In the data that follows, determine how many lines contain the word "tief", and give only that number.

= GIVEN RECORDS =
↓

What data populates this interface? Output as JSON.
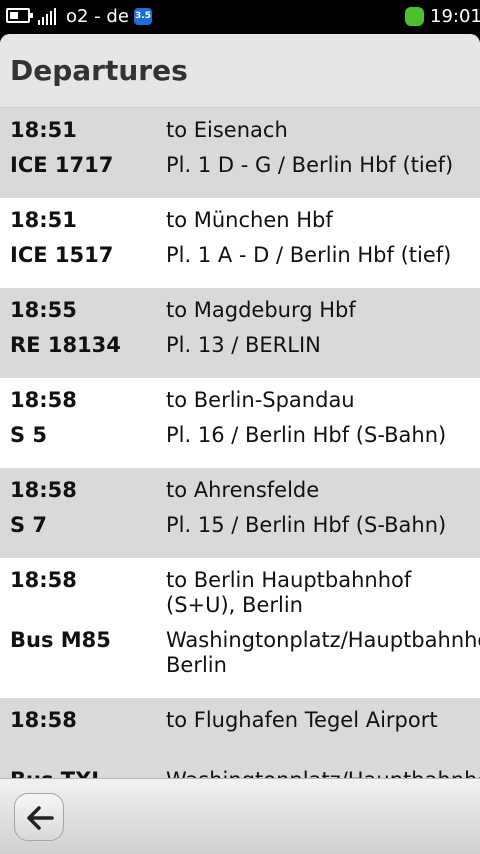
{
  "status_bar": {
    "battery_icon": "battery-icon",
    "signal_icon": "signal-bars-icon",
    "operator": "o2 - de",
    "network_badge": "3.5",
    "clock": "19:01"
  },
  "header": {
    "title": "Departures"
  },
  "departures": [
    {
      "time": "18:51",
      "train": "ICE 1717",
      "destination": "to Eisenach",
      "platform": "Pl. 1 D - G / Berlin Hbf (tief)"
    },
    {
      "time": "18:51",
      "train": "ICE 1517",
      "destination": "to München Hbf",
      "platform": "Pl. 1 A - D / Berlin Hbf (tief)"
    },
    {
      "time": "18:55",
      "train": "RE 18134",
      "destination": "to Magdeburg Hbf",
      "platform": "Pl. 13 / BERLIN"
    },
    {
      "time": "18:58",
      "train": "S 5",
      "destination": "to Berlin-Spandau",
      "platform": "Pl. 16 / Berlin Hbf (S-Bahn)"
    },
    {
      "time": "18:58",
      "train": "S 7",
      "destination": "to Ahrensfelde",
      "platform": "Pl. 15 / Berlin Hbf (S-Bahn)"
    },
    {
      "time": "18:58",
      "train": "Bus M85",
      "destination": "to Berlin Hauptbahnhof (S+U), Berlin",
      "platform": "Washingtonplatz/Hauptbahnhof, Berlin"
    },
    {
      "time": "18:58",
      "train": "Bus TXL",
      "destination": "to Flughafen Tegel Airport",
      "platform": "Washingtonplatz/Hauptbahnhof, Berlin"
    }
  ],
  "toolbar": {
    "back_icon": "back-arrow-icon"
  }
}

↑

= TASK RESPONSE =
2